■ TASK DIRECTIONS
Leaving all pictures aside, write out the records below precisely as given.

(App and web page records)
════════

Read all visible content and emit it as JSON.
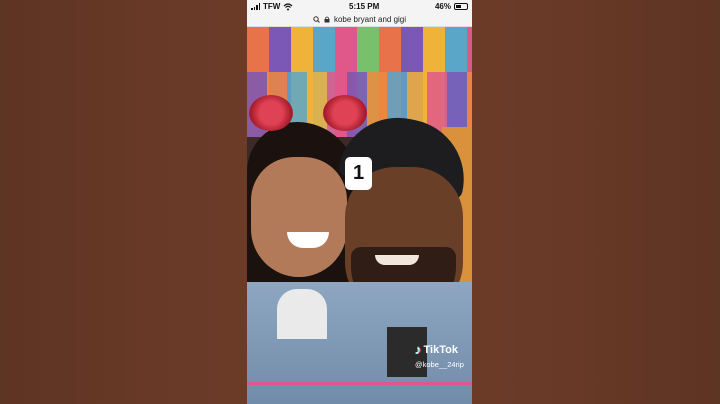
{
  "status_bar": {
    "carrier": "TFW",
    "time": "5:15 PM",
    "battery": "46%"
  },
  "url_bar": {
    "query": "kobe bryant and gigi"
  },
  "video": {
    "overlay_number": "1",
    "watermark_brand": "TikTok",
    "watermark_handle": "@kobe__24rip"
  },
  "icons": [
    "signal-icon",
    "wifi-icon",
    "battery-icon",
    "search-icon",
    "lock-icon",
    "tiktok-note-icon"
  ]
}
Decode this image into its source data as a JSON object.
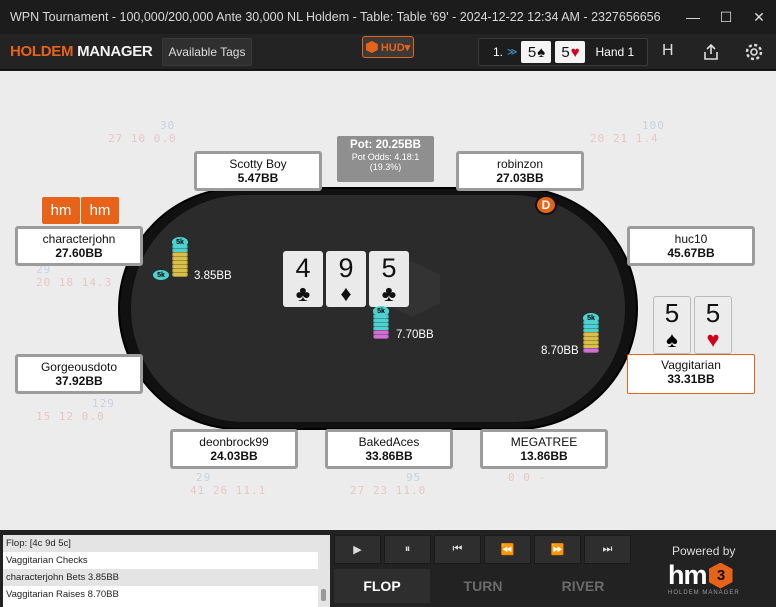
{
  "window": {
    "title": "WPN Tournament - 100,000/200,000 Ante 30,000 NL Holdem - Table: Table '69' - 2024-12-22 12:34 AM - 2327656656",
    "minimize": "—",
    "maximize": "☐",
    "close": "✕"
  },
  "toolbar": {
    "logo_part1": "HOLDEM",
    "logo_part2": " MANAGER",
    "tags_label": "Available Tags",
    "hud_label": "HUD▾",
    "hand_prefix": "1.",
    "hand_cards": [
      {
        "rank": "5",
        "suit": "♠",
        "color": "#111111"
      },
      {
        "rank": "5",
        "suit": "♥",
        "color": "#d0021b"
      }
    ],
    "hand_label": "Hand 1",
    "h_label": "H"
  },
  "pot": {
    "label": "Pot: 20.25BB",
    "odds": "Pot Odds: 4.18:1",
    "pct": "(19.3%)"
  },
  "board": [
    {
      "rank": "4",
      "suit": "♣",
      "color": "#111111"
    },
    {
      "rank": "9",
      "suit": "♦",
      "color": "#d0021b"
    },
    {
      "rank": "5",
      "suit": "♣",
      "color": "#111111"
    }
  ],
  "hero_cards": [
    {
      "rank": "5",
      "suit": "♠",
      "color": "#111111"
    },
    {
      "rank": "5",
      "suit": "♥",
      "color": "#d0021b"
    }
  ],
  "dealer": "D",
  "seats": [
    {
      "name": "Scotty Boy",
      "stack": "5.47BB"
    },
    {
      "name": "robinzon",
      "stack": "27.03BB"
    },
    {
      "name": "characterjohn",
      "stack": "27.60BB"
    },
    {
      "name": "huc10",
      "stack": "45.67BB"
    },
    {
      "name": "Gorgeousdoto",
      "stack": "37.92BB"
    },
    {
      "name": "Vaggitarian",
      "stack": "33.31BB"
    },
    {
      "name": "deonbrock99",
      "stack": "24.03BB"
    },
    {
      "name": "BakedAces",
      "stack": "33.86BB"
    },
    {
      "name": "MEGATREE",
      "stack": "13.86BB"
    }
  ],
  "hm_buttons": [
    "hm",
    "hm"
  ],
  "bets": [
    {
      "amount": "3.85BB",
      "chip": "5k"
    },
    {
      "amount": "7.70BB",
      "chip": "5k"
    },
    {
      "amount": "8.70BB",
      "chip": "5k"
    }
  ],
  "huds": [
    {
      "l1": "30",
      "l2": "27 10 0.0"
    },
    {
      "l1": "100",
      "l2": "20 21 1.4"
    },
    {
      "l1": "29",
      "l2": "20 18 14.3"
    },
    {
      "l1": "129",
      "l2": "15 12 0.0"
    },
    {
      "l1": "29",
      "l2": "41 26 11.1"
    },
    {
      "l1": "95",
      "l2": "27 23 11.0"
    },
    {
      "l1": "",
      "l2": "0 0 -"
    }
  ],
  "log": [
    "Flop: [4c 9d 5c]",
    "Vaggitarian Checks",
    "characterjohn Bets 3.85BB",
    "Vaggitarian Raises 8.70BB"
  ],
  "playback": [
    "▶",
    "⏸",
    "⏮",
    "⏪",
    "⏩",
    "⏭"
  ],
  "streets": [
    "FLOP",
    "TURN",
    "RIVER"
  ],
  "branding": {
    "powered": "Powered by",
    "hm": "hm",
    "hex": "3",
    "sub": "HOLDEM MANAGER"
  }
}
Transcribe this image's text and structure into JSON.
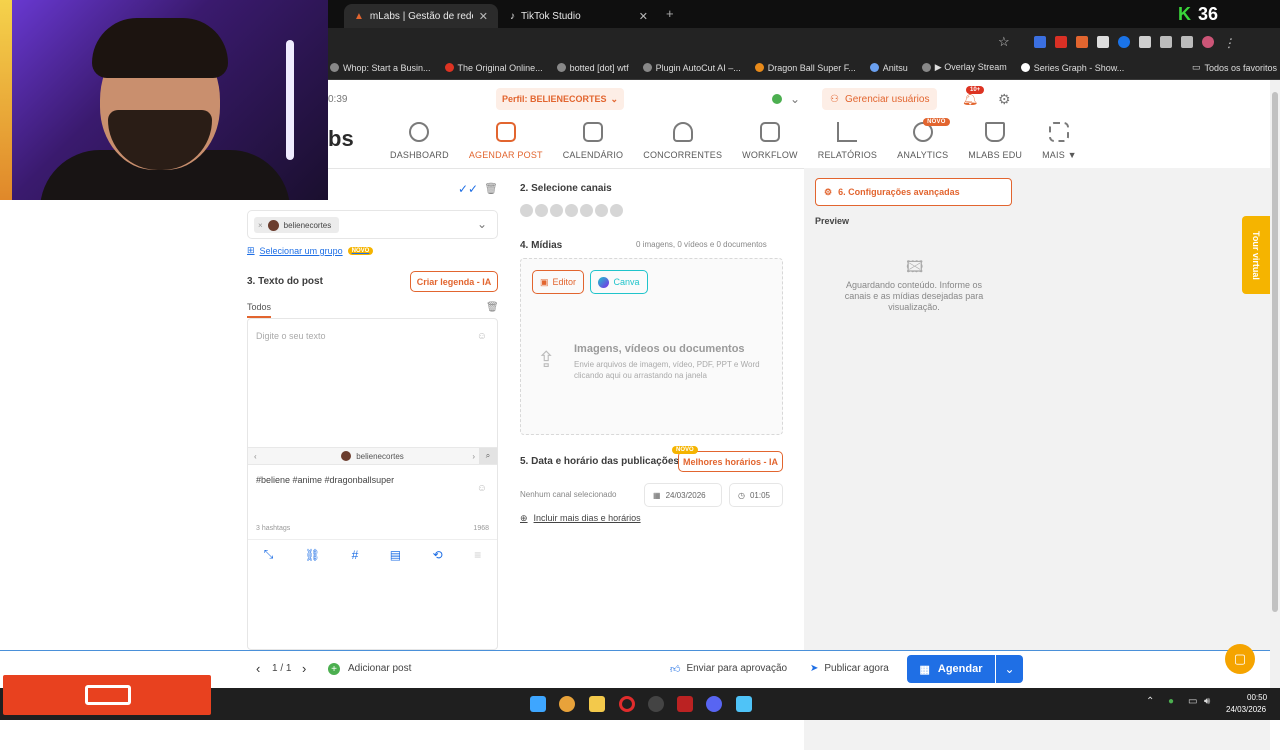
{
  "browser": {
    "tabs": [
      {
        "label": "mLabs | Gestão de redes sociais",
        "active": true
      },
      {
        "label": "TikTok Studio",
        "active": false
      }
    ],
    "bookmarks": [
      "Whop: Start a Busin...",
      "The Original Online...",
      "botted [dot] wtf",
      "Plugin AutoCut AI –...",
      "Dragon Ball Super F...",
      "Anitsu",
      "▶ Overlay Stream",
      "Series Graph - Show..."
    ],
    "favorites_label": "Todos os favoritos",
    "counter": "36"
  },
  "header": {
    "time_left": "0:39",
    "profile_label": "Perfil: BELIENECORTES",
    "manage_users": "Gerenciar usuários",
    "notif_count": "10+",
    "logo_text": "bs"
  },
  "nav": {
    "items": [
      {
        "label": "DASHBOARD",
        "icon": "gauge-icon"
      },
      {
        "label": "AGENDAR POST",
        "icon": "calendar-plus-icon",
        "active": true
      },
      {
        "label": "CALENDÁRIO",
        "icon": "calendar-icon"
      },
      {
        "label": "CONCORRENTES",
        "icon": "person-icon"
      },
      {
        "label": "WORKFLOW",
        "icon": "checklist-icon"
      },
      {
        "label": "RELATÓRIOS",
        "icon": "chart-line-icon"
      },
      {
        "label": "ANALYTICS",
        "icon": "pie-icon"
      },
      {
        "label": "MLABS EDU",
        "icon": "graduation-cap-icon"
      },
      {
        "label": "MAIS ▼",
        "icon": "grid-plus-icon"
      }
    ],
    "new_badge": "NOVO"
  },
  "left": {
    "profile_chip": "belienecortes",
    "select_group": "Selecionar um grupo",
    "select_group_badge": "NOVO",
    "section_text_title": "3. Texto do post",
    "create_caption_btn": "Criar legenda - IA",
    "all_tab": "Todos",
    "text_placeholder": "Digite o seu texto",
    "account_name": "belienecortes",
    "hashtag_text": "#beliene #anime #dragonballsuper",
    "hashtag_count": "3 hashtags",
    "char_count": "1968"
  },
  "middle": {
    "channels_title": "2. Selecione canais",
    "media_title": "4. Mídias",
    "media_counts": "0 imagens, 0 vídeos e 0 documentos",
    "editor_btn": "Editor",
    "canva_btn": "Canva",
    "upload_title": "Imagens, vídeos ou documentos",
    "upload_desc": "Envie arquivos de imagem, vídeo, PDF, PPT e Word clicando aqui ou arrastando na janela",
    "schedule_title": "5. Data e horário das publicações",
    "best_times_btn": "Melhores horários - IA",
    "best_times_badge": "NOVO",
    "no_channel": "Nenhum canal selecionado",
    "date": "24/03/2026",
    "time": "01:05",
    "include_more": "Incluir mais dias e horários"
  },
  "right": {
    "advanced_btn": "6. Configurações avançadas",
    "preview_title": "Preview",
    "preview_msg": "Aguardando conteúdo. Informe os canais e as mídias desejadas para visualização.",
    "tour_tab": "Tour virtual"
  },
  "bottom": {
    "pager": "1 / 1",
    "add_post": "Adicionar post",
    "send_approval": "Enviar para aprovação",
    "publish_now": "Publicar agora",
    "schedule_btn": "Agendar"
  },
  "taskbar": {
    "clock_time": "00:50",
    "clock_date": "24/03/2026"
  },
  "colors": {
    "accent": "#e2652f",
    "primary_blue": "#1f6fe5",
    "panel_bg": "#f2f2f2"
  }
}
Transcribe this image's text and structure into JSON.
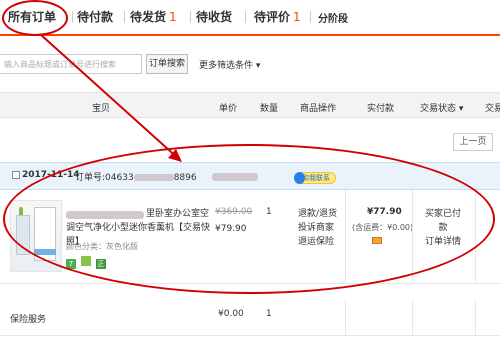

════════

■ SOLUTION FOR THIS EXERCISE
Read all visible content and emit it as JSON.
{
  "status_bar": {
    "carrier": "TFW",
    "time": "5:15 PM",
    "battery": "46%"
  },
  "url_bar": {
    "query": "kobe bryant and gigi"
  },
  "video": {
    "overlay_number": "1",
    "watermark_brand": "TikTok",
    "watermark_handle": "@kobe__24rip"
  },
  "icons": [
    "signal-icon",
    "wifi-icon",
    "battery-icon",
    "search-icon",
    "lock-icon",
    "tiktok-note-icon"
  ]
}
Decode this image into its source data as a JSON object.
{
  "window": {
    "title": "WPN Tournament - 100,000/200,000 Ante 30,000 NL Holdem - Table: Table '69' - 2024-12-22 12:34 AM - 2327656656",
    "minimize": "—",
    "maximize": "☐",
    "close": "✕"
  },
  "toolbar": {
    "logo_part1": "HOLDEM",
    "logo_part2": " MANAGER",
    "tags_label": "Available Tags",
    "hud_label": "HUD▾",
    "hand_prefix": "1.",
    "hand_cards": [
      {
        "rank": "5",
        "suit": "♠",
        "color": "#111111"
      },
      {
        "rank": "5",
        "suit": "♥",
        "color": "#d0021b"
      }
    ],
    "hand_label": "Hand 1",
    "h_label": "H"
  },
  "pot": {
    "label": "Pot: 20.25BB",
    "odds": "Pot Odds: 4.18:1",
    "pct": "(19.3%)"
  },
  "board": [
    {
      "rank": "4",
      "suit": "♣",
      "color": "#111111"
    },
    {
      "rank": "9",
      "suit": "♦",
      "color": "#d0021b"
    },
    {
      "rank": "5",
      "suit": "♣",
      "color": "#111111"
    }
  ],
  "hero_cards": [
    {
      "rank": "5",
      "suit": "♠",
      "color": "#111111"
    },
    {
      "rank": "5",
      "suit": "♥",
      "color": "#d0021b"
    }
  ],
  "dealer": "D",
  "seats": [
    {
      "name": "Scotty Boy",
      "stack": "5.47BB"
    },
    {
      "name": "robinzon",
      "stack": "27.03BB"
    },
    {
      "name": "characterjohn",
      "stack": "27.60BB"
    },
    {
      "name": "huc10",
      "stack": "45.67BB"
    },
    {
      "name": "Gorgeousdoto",
      "stack": "37.92BB"
    },
    {
      "name": "Vaggitarian",
      "stack": "33.31BB"
    },
    {
      "name": "deonbrock99",
      "stack": "24.03BB"
    },
    {
      "name": "BakedAces",
      "stack": "33.86BB"
    },
    {
      "name": "MEGATREE",
      "stack": "13.86BB"
    }
  ],
  "hm_buttons": [
    "hm",
    "hm"
  ],
  "bets": [
    {
      "amount": "3.85BB",
      "chip": "5k"
    },
    {
      "amount": "7.70BB",
      "chip": "5k"
    },
    {
      "amount": "8.70BB",
      "chip": "5k"
    }
  ],
  "huds": [
    {
      "l1": "30",
      "l2": "27 10 0.0"
    },
    {
      "l1": "100",
      "l2": "20 21 1.4"
    },
    {
      "l1": "29",
      "l2": "20 18 14.3"
    },
    {
      "l1": "129",
      "l2": "15 12 0.0"
    },
    {
      "l1": "29",
      "l2": "41 26 11.1"
    },
    {
      "l1": "95",
      "l2": "27 23 11.0"
    },
    {
      "l1": "",
      "l2": "0 0 -"
    }
  ],
  "log": [
    "Flop: [4c 9d 5c]",
    "Vaggitarian Checks",
    "characterjohn Bets 3.85BB",
    "Vaggitarian Raises 8.70BB"
  ],
  "playback": [
    "▶",
    "⏸",
    "⏮",
    "⏪",
    "⏩",
    "⏭"
  ],
  "streets": [
    "FLOP",
    "TURN",
    "RIVER"
  ],
  "branding": {
    "powered": "Powered by",
    "hm": "hm",
    "hex": "3",
    "sub": "HOLDEM MANAGER"
  }
}
Transcribe this image's text and structure into JSON.
{
  "browser": {
    "tabs": [
      {
        "label": "mLabs | Gestão de redes sociais",
        "active": true
      },
      {
        "label": "TikTok Studio",
        "active": false
      }
    ],
    "bookmarks": [
      "Whop: Start a Busin...",
      "The Original Online...",
      "botted [dot] wtf",
      "Plugin AutoCut AI –...",
      "Dragon Ball Super F...",
      "Anitsu",
      "▶ Overlay Stream",
      "Series Graph - Show..."
    ],
    "favorites_label": "Todos os favoritos",
    "counter": "36"
  },
  "header": {
    "time_left": "0:39",
    "profile_label": "Perfil: BELIENECORTES",
    "manage_users": "Gerenciar usuários",
    "notif_count": "10+",
    "logo_text": "bs"
  },
  "nav": {
    "items": [
      {
        "label": "DASHBOARD",
        "icon": "gauge-icon"
      },
      {
        "label": "AGENDAR POST",
        "icon": "calendar-plus-icon",
        "active": true
      },
      {
        "label": "CALENDÁRIO",
        "icon": "calendar-icon"
      },
      {
        "label": "CONCORRENTES",
        "icon": "person-icon"
      },
      {
        "label": "WORKFLOW",
        "icon": "checklist-icon"
      },
      {
        "label": "RELATÓRIOS",
        "icon": "chart-line-icon"
      },
      {
        "label": "ANALYTICS",
        "icon": "pie-icon"
      },
      {
        "label": "MLABS EDU",
        "icon": "graduation-cap-icon"
      },
      {
        "label": "MAIS ▼",
        "icon": "grid-plus-icon"
      }
    ],
    "new_badge": "NOVO"
  },
  "left": {
    "profile_chip": "belienecortes",
    "select_group": "Selecionar um grupo",
    "select_group_badge": "NOVO",
    "section_text_title": "3. Texto do post",
    "create_caption_btn": "Criar legenda - IA",
    "all_tab": "Todos",
    "text_placeholder": "Digite o seu texto",
    "account_name": "belienecortes",
    "hashtag_text": "#beliene #anime #dragonballsuper",
    "hashtag_count": "3 hashtags",
    "char_count": "1968"
  },
  "middle": {
    "channels_title": "2. Selecione canais",
    "media_title": "4. Mídias",
    "media_counts": "0 imagens, 0 vídeos e 0 documentos",
    "editor_btn": "Editor",
    "canva_btn": "Canva",
    "upload_title": "Imagens, vídeos ou documentos",
    "upload_desc": "Envie arquivos de imagem, vídeo, PDF, PPT e Word clicando aqui ou arrastando na janela",
    "schedule_title": "5. Data e horário das publicações",
    "best_times_btn": "Melhores horários - IA",
    "best_times_badge": "NOVO",
    "no_channel": "Nenhum canal selecionado",
    "date": "24/03/2026",
    "time": "01:05",
    "include_more": "Incluir mais dias e horários"
  },
  "right": {
    "advanced_btn": "6. Configurações avançadas",
    "preview_title": "Preview",
    "preview_msg": "Aguardando conteúdo. Informe os canais e as mídias desejadas para visualização.",
    "tour_tab": "Tour virtual"
  },
  "bottom": {
    "pager": "1 / 1",
    "add_post": "Adicionar post",
    "send_approval": "Enviar para aprovação",
    "publish_now": "Publicar agora",
    "schedule_btn": "Agendar"
  },
  "taskbar": {
    "clock_time": "00:50",
    "clock_date": "24/03/2026"
  },
  "colors": {
    "accent": "#e2652f",
    "primary_blue": "#1f6fe5",
    "panel_bg": "#f2f2f2"
  }
}
Transcribe this image's text and structure into JSON.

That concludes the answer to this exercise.